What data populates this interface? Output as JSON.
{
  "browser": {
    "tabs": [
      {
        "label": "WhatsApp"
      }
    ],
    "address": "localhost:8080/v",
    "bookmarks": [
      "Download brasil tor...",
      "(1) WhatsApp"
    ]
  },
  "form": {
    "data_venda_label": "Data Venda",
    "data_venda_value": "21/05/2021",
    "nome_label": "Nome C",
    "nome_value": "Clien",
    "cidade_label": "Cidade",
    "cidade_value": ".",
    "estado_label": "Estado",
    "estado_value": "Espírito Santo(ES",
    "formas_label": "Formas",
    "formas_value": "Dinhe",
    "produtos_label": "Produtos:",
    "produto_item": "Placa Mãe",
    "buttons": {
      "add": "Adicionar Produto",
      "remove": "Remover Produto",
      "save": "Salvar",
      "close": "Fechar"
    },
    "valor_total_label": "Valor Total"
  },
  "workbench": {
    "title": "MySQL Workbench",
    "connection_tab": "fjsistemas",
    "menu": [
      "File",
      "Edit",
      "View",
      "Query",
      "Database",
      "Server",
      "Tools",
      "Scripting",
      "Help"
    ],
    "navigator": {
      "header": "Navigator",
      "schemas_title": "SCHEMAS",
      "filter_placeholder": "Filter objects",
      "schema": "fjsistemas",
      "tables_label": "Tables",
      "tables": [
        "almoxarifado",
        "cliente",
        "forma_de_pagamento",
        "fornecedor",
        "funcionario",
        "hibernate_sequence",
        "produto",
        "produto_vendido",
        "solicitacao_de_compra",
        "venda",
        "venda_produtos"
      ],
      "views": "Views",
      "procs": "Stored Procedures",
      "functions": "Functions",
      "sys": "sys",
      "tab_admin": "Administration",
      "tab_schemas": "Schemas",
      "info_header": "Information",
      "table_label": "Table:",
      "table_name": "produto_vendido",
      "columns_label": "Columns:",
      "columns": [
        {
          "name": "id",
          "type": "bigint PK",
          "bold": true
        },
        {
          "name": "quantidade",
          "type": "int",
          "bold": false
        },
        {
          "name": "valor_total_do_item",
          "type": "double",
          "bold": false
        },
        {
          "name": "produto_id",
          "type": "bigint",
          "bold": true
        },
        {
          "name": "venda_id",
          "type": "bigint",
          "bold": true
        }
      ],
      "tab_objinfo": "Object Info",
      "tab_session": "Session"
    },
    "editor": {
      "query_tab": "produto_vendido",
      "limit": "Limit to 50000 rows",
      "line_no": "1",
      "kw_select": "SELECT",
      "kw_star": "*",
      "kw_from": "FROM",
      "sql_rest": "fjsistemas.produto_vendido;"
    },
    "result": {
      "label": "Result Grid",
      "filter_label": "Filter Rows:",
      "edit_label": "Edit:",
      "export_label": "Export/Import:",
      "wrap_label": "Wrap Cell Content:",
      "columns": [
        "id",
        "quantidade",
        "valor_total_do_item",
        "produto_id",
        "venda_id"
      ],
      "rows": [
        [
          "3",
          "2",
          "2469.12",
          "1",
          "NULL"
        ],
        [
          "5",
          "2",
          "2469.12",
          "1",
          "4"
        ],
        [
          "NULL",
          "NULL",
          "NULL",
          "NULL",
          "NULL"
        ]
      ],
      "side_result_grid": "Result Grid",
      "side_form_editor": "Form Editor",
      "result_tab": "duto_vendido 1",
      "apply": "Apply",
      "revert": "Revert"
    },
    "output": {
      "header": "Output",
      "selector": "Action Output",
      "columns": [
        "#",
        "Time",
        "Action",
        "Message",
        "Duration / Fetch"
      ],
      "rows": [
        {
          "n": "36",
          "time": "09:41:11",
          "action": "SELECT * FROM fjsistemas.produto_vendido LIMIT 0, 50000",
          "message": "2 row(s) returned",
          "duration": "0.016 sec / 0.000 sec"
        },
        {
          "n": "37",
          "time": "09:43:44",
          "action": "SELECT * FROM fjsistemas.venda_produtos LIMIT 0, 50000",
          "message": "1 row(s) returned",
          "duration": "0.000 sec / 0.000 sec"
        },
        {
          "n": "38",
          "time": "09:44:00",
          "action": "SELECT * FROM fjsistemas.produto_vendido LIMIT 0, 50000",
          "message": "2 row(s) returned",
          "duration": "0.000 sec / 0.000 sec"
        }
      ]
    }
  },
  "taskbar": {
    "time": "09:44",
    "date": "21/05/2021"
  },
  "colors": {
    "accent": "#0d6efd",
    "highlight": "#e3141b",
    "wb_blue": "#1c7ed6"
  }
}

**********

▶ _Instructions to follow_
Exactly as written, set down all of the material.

▶ _Answer section_
What data populates this interface? Output as JSON.
{
  "browser": {
    "tabs": [
      {
        "label": "WhatsApp"
      }
    ],
    "address": "localhost:8080/v",
    "bookmarks": [
      "Download brasil tor...",
      "(1) WhatsApp"
    ]
  },
  "form": {
    "data_venda_label": "Data Venda",
    "data_venda_value": "21/05/2021",
    "nome_label": "Nome C",
    "nome_value": "Clien",
    "cidade_label": "Cidade",
    "cidade_value": ".",
    "estado_label": "Estado",
    "estado_value": "Espírito Santo(ES",
    "formas_label": "Formas",
    "formas_value": "Dinhe",
    "produtos_label": "Produtos:",
    "produto_item": "Placa Mãe",
    "buttons": {
      "add": "Adicionar Produto",
      "remove": "Remover Produto",
      "save": "Salvar",
      "close": "Fechar"
    },
    "valor_total_label": "Valor Total"
  },
  "workbench": {
    "title": "MySQL Workbench",
    "connection_tab": "fjsistemas",
    "menu": [
      "File",
      "Edit",
      "View",
      "Query",
      "Database",
      "Server",
      "Tools",
      "Scripting",
      "Help"
    ],
    "navigator": {
      "header": "Navigator",
      "schemas_title": "SCHEMAS",
      "filter_placeholder": "Filter objects",
      "schema": "fjsistemas",
      "tables_label": "Tables",
      "tables": [
        "almoxarifado",
        "cliente",
        "forma_de_pagamento",
        "fornecedor",
        "funcionario",
        "hibernate_sequence",
        "produto",
        "produto_vendido",
        "solicitacao_de_compra",
        "venda",
        "venda_produtos"
      ],
      "views": "Views",
      "procs": "Stored Procedures",
      "functions": "Functions",
      "sys": "sys",
      "tab_admin": "Administration",
      "tab_schemas": "Schemas",
      "info_header": "Information",
      "table_label": "Table:",
      "table_name": "produto_vendido",
      "columns_label": "Columns:",
      "columns": [
        {
          "name": "id",
          "type": "bigint PK",
          "bold": true
        },
        {
          "name": "quantidade",
          "type": "int",
          "bold": false
        },
        {
          "name": "valor_total_do_item",
          "type": "double",
          "bold": false
        },
        {
          "name": "produto_id",
          "type": "bigint",
          "bold": true
        },
        {
          "name": "venda_id",
          "type": "bigint",
          "bold": true
        }
      ],
      "tab_objinfo": "Object Info",
      "tab_session": "Session"
    },
    "editor": {
      "query_tab": "produto_vendido",
      "limit": "Limit to 50000 rows",
      "line_no": "1",
      "kw_select": "SELECT",
      "kw_star": "*",
      "kw_from": "FROM",
      "sql_rest": "fjsistemas.produto_vendido;"
    },
    "result": {
      "label": "Result Grid",
      "filter_label": "Filter Rows:",
      "edit_label": "Edit:",
      "export_label": "Export/Import:",
      "wrap_label": "Wrap Cell Content:",
      "columns": [
        "id",
        "quantidade",
        "valor_total_do_item",
        "produto_id",
        "venda_id"
      ],
      "rows": [
        [
          "3",
          "2",
          "2469.12",
          "1",
          "NULL"
        ],
        [
          "5",
          "2",
          "2469.12",
          "1",
          "4"
        ],
        [
          "NULL",
          "NULL",
          "NULL",
          "NULL",
          "NULL"
        ]
      ],
      "side_result_grid": "Result Grid",
      "side_form_editor": "Form Editor",
      "result_tab": "duto_vendido 1",
      "apply": "Apply",
      "revert": "Revert"
    },
    "output": {
      "header": "Output",
      "selector": "Action Output",
      "columns": [
        "#",
        "Time",
        "Action",
        "Message",
        "Duration / Fetch"
      ],
      "rows": [
        {
          "n": "36",
          "time": "09:41:11",
          "action": "SELECT * FROM fjsistemas.produto_vendido LIMIT 0, 50000",
          "message": "2 row(s) returned",
          "duration": "0.016 sec / 0.000 sec"
        },
        {
          "n": "37",
          "time": "09:43:44",
          "action": "SELECT * FROM fjsistemas.venda_produtos LIMIT 0, 50000",
          "message": "1 row(s) returned",
          "duration": "0.000 sec / 0.000 sec"
        },
        {
          "n": "38",
          "time": "09:44:00",
          "action": "SELECT * FROM fjsistemas.produto_vendido LIMIT 0, 50000",
          "message": "2 row(s) returned",
          "duration": "0.000 sec / 0.000 sec"
        }
      ]
    }
  },
  "taskbar": {
    "time": "09:44",
    "date": "21/05/2021"
  },
  "colors": {
    "accent": "#0d6efd",
    "highlight": "#e3141b",
    "wb_blue": "#1c7ed6"
  }
}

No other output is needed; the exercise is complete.